[Interface dataset entries]
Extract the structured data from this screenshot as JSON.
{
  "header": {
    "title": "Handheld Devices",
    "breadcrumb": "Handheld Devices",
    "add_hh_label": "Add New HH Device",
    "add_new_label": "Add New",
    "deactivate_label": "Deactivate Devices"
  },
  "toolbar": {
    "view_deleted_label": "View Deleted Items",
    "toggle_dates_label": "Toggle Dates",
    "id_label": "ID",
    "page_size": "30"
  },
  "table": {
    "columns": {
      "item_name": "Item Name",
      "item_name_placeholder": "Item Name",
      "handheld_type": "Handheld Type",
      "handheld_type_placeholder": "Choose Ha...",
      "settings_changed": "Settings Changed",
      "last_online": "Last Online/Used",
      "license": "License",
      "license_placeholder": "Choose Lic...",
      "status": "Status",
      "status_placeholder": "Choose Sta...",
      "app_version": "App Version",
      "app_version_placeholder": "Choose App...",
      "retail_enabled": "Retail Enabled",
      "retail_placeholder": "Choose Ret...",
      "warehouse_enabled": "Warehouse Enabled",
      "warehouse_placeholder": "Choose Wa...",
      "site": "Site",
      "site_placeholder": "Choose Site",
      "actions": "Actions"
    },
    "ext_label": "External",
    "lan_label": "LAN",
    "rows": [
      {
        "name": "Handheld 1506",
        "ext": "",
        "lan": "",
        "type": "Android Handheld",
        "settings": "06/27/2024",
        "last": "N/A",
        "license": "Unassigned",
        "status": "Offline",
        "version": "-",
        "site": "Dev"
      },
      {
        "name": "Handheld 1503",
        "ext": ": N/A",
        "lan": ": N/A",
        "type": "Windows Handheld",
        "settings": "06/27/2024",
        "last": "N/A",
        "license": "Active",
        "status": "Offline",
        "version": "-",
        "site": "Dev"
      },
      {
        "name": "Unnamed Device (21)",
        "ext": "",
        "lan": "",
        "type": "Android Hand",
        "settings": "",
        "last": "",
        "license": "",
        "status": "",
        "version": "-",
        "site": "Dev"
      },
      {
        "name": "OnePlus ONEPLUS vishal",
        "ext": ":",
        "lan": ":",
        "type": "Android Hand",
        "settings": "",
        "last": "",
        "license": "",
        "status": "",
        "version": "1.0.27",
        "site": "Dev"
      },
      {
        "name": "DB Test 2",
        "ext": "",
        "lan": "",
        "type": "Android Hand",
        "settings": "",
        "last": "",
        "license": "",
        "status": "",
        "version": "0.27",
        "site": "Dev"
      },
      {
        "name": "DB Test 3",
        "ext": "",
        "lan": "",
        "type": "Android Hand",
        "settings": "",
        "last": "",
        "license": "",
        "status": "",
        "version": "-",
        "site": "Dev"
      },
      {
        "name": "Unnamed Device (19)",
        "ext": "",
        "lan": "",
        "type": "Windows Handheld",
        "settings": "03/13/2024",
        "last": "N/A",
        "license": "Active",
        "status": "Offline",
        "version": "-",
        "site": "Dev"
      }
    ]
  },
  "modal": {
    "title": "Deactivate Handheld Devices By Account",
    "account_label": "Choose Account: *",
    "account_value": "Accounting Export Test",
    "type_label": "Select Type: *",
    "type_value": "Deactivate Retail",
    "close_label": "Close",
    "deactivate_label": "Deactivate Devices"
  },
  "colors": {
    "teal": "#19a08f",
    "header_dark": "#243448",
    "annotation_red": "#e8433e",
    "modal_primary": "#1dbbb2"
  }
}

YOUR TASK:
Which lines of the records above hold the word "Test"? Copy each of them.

ANSWER TO THIS TASK:
        "name": "DB Test 2",
        "name": "DB Test 3",
    "account_value": "Accounting Export Test",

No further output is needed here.